Who says no one likes a guy who’s negative all the time? Becker has got to be one of the most cynical, grumpy, and negative characters to grace our sit-com screens. He’s a guy you probably love to hate, and he’s also hilarious. Ted Danson spent over a decade behind the bar at Cheers and could have easily called it a career. You know, stop while you’re ahead. Instead he climbed right back into the television saddle and reemerged as Dr. Becker. This time he’s a medical doctor who hates everything and everyone around him. Refusing to display that little bit of a heart we all know he has, Becker spends most of his life complaining about everything. Never before has it been so much fun to watch a guy moan and groan for twenty minutes at a time. Fortunately for him, Becker is truly a dedicated doctor, and while he’s likely to complain about it the whole time, he’ll go to any extreme to help a patient.
The secret to Becker’s genius is characters. Like Cheers before it, Becker is populated with wonderfully distinctive characters played by actors carefully cast for the roles. To start with there’s his office nurse, Margaret, played skillfully by Hattie Winston. Margaret runs things for Becker in his doctor’s office. She’s pretty much his mother and the brains behind the outfit. She’s one of those straight talking ladies that don’t take any guff, and that means not even from Becker. The office assistant is Linda, played by Saw star Shawnee Smith. Linda’s used to getting by on her looks, which is fortunate because she’s naive and a little short on the intelligence front. How she got the job and holds it is anyone’s guess, but her blundering makes for some classic comedy. Becker spends much of his off time at a café owned by Reggie. Reggie is portrayed by Star Trek: Deep Space Nine’s resident Trill, Terry Farrell. There’s a hint of a romantic interest here. Reggie is more interested talking about her own pitiful social life than serving her customers. Jake, played by Alex Desert, is blind, and interestingly enough runs a newsstand out of Reggie’s Café. He’s pretty much Becker’s best friend and often foil. A frequent patron of the Café is sleaze Bob, played by Saverio Guerra. He’s got the hots for Reggie and just about any other woman who meets his criteria (breathing) even though he’s married to an unseen wife. Bob always refers to himself in the third person and is clearly the most entertaining support character on the show. He was a recurring character up to year three where he was finally upgraded to regular. I can’t imagine the Becker universe without him.
It’s the second season of Becker. Becker might actually regret saving a woman’s life in Point Of Contact, when she begins to stalk him in gratitude. Becker gets shot when he ends up in the middle of a parking space argument in Stumble In The Bronx. Becker’s gunshot injury might be life threatening… to everyone around him, as he recuperates over the next few episodes. Santa is dead, at least the one in Becker’s waiting room is in the extra funny Santa On Ice. When Becker decides to start doing more healthy things, his friends think he’s dying in The Rumor. In, All The Rage, Becker is sentenced to Anger Management classes. That’s also the classic episode where Linda invites Bob to live with her when he’s kicked out of his own place. Becker’s latest flame turns out to be a hooker in the season two finale, Panic On The 86th.

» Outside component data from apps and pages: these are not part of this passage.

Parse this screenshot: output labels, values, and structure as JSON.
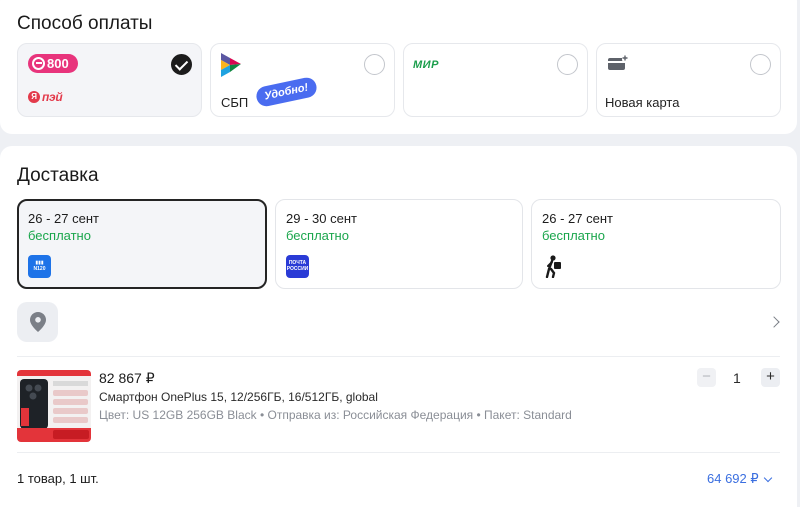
{
  "payment": {
    "title": "Способ оплаты",
    "options": [
      {
        "id": "800-yapay",
        "logo_text": "800",
        "logo2_text": "пэй",
        "selected": true
      },
      {
        "id": "sbp",
        "label": "СБП",
        "badge": "Удобно!",
        "selected": false
      },
      {
        "id": "mir",
        "logo_text": "МИР",
        "selected": false
      },
      {
        "id": "new-card",
        "label": "Новая карта",
        "selected": false
      }
    ]
  },
  "delivery": {
    "title": "Доставка",
    "options": [
      {
        "dates": "26 - 27 сент",
        "price": "бесплатно",
        "carrier_icon": "boxberry-icon",
        "selected": true
      },
      {
        "dates": "29 - 30 сент",
        "price": "бесплатно",
        "carrier_icon": "russian-post-icon",
        "selected": false
      },
      {
        "dates": "26 - 27 сент",
        "price": "бесплатно",
        "carrier_icon": "courier-icon",
        "selected": false
      }
    ]
  },
  "product": {
    "price": "82 867 ₽",
    "name": "Смартфон OnePlus 15, 12/256ГБ, 16/512ГБ, global",
    "attributes": "Цвет: US 12GB 256GB Black • Отправка из: Российская Федерация • Пакет: Standard",
    "quantity": "1",
    "minus": "−",
    "plus": "+"
  },
  "summary": {
    "items": "1 товар, 1 шт.",
    "total": "64 692 ₽"
  },
  "colors": {
    "accent_green": "#1aa64c",
    "link_blue": "#3b6fe0",
    "badge_blue": "#4a6cf0",
    "brand_pink": "#e8347c"
  }
}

Each episode of Becker is presented in its original full frame broadcast format. The picture isn’t anything spectacular here, but it actually looks pretty good. Unfortunately there is some compression artifact. Still, colors are relatively strong. I’d say the transfer’s as good if not better than its original broadcast was.

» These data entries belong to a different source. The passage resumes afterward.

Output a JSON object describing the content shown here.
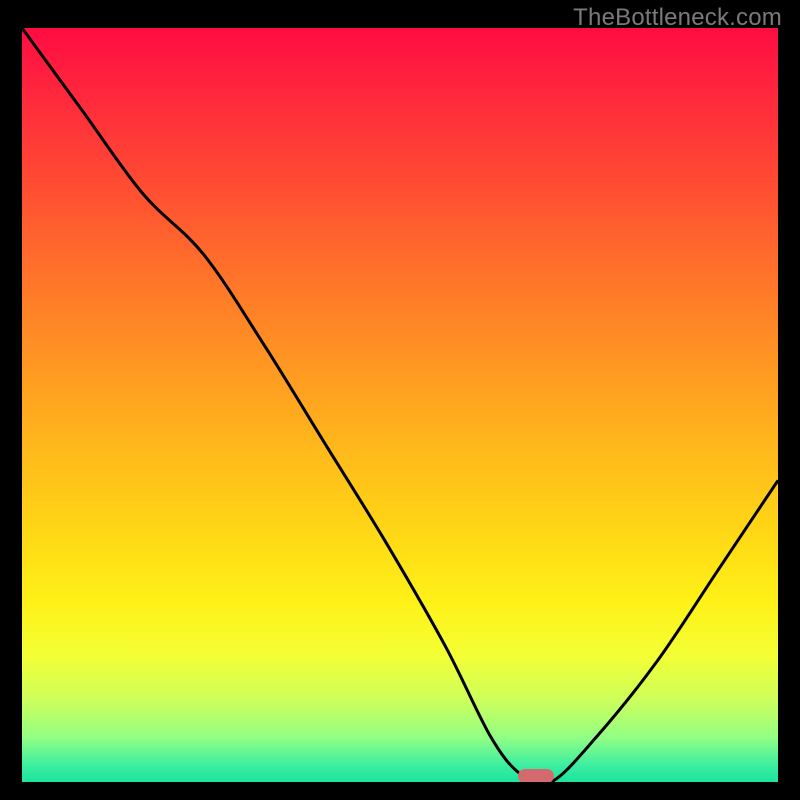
{
  "watermark": "TheBottleneck.com",
  "colors": {
    "frame": "#000000",
    "curve": "#000000",
    "marker": "#d46a6d",
    "watermark": "#7a7a7a"
  },
  "chart_data": {
    "type": "line",
    "title": "",
    "xlabel": "",
    "ylabel": "",
    "xlim": [
      0,
      100
    ],
    "ylim": [
      0,
      100
    ],
    "grid": false,
    "series": [
      {
        "name": "bottleneck-curve",
        "x": [
          0,
          8,
          16,
          24,
          32,
          40,
          48,
          56,
          62,
          66,
          70,
          76,
          84,
          92,
          100
        ],
        "values": [
          100,
          89,
          78,
          70,
          58,
          45,
          32,
          18,
          6,
          1,
          0,
          6,
          16,
          28,
          40
        ]
      }
    ],
    "marker": {
      "x": 68,
      "y": 0.8
    },
    "gradient_stops": [
      {
        "pos": 0,
        "color": "#ff0c42"
      },
      {
        "pos": 18,
        "color": "#ff4335"
      },
      {
        "pos": 42,
        "color": "#ff8f24"
      },
      {
        "pos": 66,
        "color": "#ffd516"
      },
      {
        "pos": 83,
        "color": "#f4ff33"
      },
      {
        "pos": 94,
        "color": "#93ff83"
      },
      {
        "pos": 100,
        "color": "#1de49d"
      }
    ]
  }
}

The Dolby Digital 2.0 Mono track is basically there to service the dialog, and it does. There’s some sweet guitar rifts throughout each episode, and they come out pretty nicely here. All in all a fairly serviceable audio presentation.
This show found its legs quickly and was firing all the way by its second season. It’s very much character driven comedy, something all too rare in today’s television landscape. Becker on DVD is just the right medicine to “make your booboo all better”.